realtors, PR writers, project managers, manufacturing engineers, human
resources people, and many others expect to periodically demonstrate updated
knowledge, yet we need not? Why should we be given special dispensation to
be ignorant, to the detriment of our profession, our brethren, our users,
and our unknowing employers? Or, more appropriately, why should we not
establish a plateau of accomplishment that says to the world "I'm not lazy,
uninformed, or a dilattante, but rather a committed professional?" The means
exist to keep updated and informed, including STC publications and books. If
a practitioner chooses to be outdated, that's her concern, but I will argue
that the mass of committed and up-to-date practitioners should be

> My pet conspiracy theory is that the push for certification is
>coming from two camps. Both camps are looking to close the field to
>competition by putting the obstacle of a test (biased toward their
>strengths) in the way.

A simple recognition program does not eliminate or close anything. No one is
seriously proposing licensure of technical communicators. There are many
technical trainers who aren't certified. Ditto PR writers, business writers,
and many others.

The push for recognition is not to close the profession, but to place a
clear and publicly announced line between those who are demonstratably
capable and willing to reach a standard, and those who pretend to have
reached it. It honors and pats on the back those who truly do pour their
lives into the pursuit of ever greater technical communications. It also
encourages less accomplished practitioners to excel, by providing a target
for them to reach. And it sets a mark for the rest of the world to judge us.
We're judged today of course, but according to nebulous standards set by
those not familiar with our profession. It's all very well to argue that
"The best of us do well anyway" but that's not really true. Even the largest
companies often remain in ignorance of what they need, and what skills we
have that will help.

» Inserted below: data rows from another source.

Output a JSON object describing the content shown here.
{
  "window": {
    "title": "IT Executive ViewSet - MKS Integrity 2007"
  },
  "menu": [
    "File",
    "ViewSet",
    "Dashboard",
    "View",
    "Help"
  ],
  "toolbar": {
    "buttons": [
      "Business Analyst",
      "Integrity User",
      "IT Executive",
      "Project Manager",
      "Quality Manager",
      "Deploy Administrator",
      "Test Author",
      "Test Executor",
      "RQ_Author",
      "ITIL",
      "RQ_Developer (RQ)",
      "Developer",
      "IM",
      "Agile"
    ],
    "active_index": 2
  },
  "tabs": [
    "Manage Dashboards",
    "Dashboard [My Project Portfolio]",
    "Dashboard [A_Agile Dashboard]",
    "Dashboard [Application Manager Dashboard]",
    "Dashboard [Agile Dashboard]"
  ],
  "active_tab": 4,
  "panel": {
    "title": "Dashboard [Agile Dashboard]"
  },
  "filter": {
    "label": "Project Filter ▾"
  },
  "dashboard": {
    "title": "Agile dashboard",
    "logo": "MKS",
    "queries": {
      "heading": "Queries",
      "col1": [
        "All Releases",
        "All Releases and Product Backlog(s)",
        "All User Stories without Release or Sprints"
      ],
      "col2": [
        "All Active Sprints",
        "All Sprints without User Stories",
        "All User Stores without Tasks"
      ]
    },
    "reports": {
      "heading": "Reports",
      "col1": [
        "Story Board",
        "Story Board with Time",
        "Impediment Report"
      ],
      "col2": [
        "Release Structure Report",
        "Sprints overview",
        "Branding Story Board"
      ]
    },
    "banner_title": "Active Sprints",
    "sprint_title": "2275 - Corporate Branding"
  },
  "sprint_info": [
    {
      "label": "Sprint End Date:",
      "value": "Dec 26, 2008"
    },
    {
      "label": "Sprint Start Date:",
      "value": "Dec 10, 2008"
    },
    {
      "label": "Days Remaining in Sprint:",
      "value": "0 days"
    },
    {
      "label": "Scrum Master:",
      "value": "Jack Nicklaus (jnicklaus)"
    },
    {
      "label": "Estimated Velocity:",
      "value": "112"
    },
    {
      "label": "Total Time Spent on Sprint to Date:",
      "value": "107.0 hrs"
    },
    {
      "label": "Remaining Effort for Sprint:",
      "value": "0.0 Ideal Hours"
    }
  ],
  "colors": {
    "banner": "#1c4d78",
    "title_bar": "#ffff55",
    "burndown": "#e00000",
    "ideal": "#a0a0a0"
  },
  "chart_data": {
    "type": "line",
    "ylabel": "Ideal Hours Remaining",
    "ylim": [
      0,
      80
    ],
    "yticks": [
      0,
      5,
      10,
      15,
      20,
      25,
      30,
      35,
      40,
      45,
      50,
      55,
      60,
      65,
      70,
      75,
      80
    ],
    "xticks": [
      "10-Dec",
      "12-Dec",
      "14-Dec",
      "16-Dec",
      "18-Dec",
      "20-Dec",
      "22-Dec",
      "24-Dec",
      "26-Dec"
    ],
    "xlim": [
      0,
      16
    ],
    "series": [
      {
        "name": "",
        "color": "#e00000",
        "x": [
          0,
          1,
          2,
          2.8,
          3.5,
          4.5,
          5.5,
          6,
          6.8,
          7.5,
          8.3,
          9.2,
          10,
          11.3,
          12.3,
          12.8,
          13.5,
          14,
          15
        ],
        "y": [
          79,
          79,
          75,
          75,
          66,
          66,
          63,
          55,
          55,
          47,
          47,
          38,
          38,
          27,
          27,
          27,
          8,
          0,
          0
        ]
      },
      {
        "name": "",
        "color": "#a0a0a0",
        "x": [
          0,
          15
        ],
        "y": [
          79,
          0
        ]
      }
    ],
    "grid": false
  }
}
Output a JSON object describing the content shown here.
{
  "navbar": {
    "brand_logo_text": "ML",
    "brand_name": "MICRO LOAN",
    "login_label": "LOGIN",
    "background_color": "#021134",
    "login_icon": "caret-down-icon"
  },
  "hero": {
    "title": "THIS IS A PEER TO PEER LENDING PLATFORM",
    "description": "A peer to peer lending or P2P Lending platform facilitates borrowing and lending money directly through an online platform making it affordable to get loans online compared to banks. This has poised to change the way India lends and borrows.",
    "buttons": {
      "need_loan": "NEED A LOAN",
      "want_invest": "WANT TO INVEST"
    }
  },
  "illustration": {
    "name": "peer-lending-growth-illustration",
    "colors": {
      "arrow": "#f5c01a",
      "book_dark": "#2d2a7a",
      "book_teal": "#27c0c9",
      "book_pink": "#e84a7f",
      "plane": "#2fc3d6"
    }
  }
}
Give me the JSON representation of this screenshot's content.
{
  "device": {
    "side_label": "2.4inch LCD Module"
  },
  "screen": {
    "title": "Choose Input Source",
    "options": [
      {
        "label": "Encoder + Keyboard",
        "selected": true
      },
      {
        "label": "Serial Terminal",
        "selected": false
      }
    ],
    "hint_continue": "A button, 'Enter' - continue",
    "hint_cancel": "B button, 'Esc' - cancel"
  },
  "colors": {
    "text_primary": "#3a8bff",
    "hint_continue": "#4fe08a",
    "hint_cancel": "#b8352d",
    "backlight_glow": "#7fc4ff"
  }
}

And more to the point, whether or not a fortunate few do well is not the
issue; what's at issue is the profession as a whole, and the ability of
those who come after us to see the peak they're expected to reach, and the
well-marked path to the top. What's at issue is the question...are we a
profession, or aren't we? Not "Well, are, sort of..." but simply and
clearly, are we capable of thinking of ourselves in the aggregate as a true
profession? Are we simply a gaggle of individuals who don't care about
others' well-being? Or are we really a profession, a group of those who
recognize each others' committment to a cause?

Tim Altom
Adobe Certified Expert, Acrobat
Simply Written, Inc.
The FrameMaker support people
Ask about Clustar Method training and consulting

From ??? -at- ??? Sun Jan 00 00:00:00 0000=

Previous by Author: How Times Have Not Changed
Next by Author: Re: Engineering approach to certification
Previous by Thread: Re: Engineering approach to certification
Next by Thread: Re: Engineering approach to certification

What this post helpful? Share it with friends and colleagues:

Sponsored Ads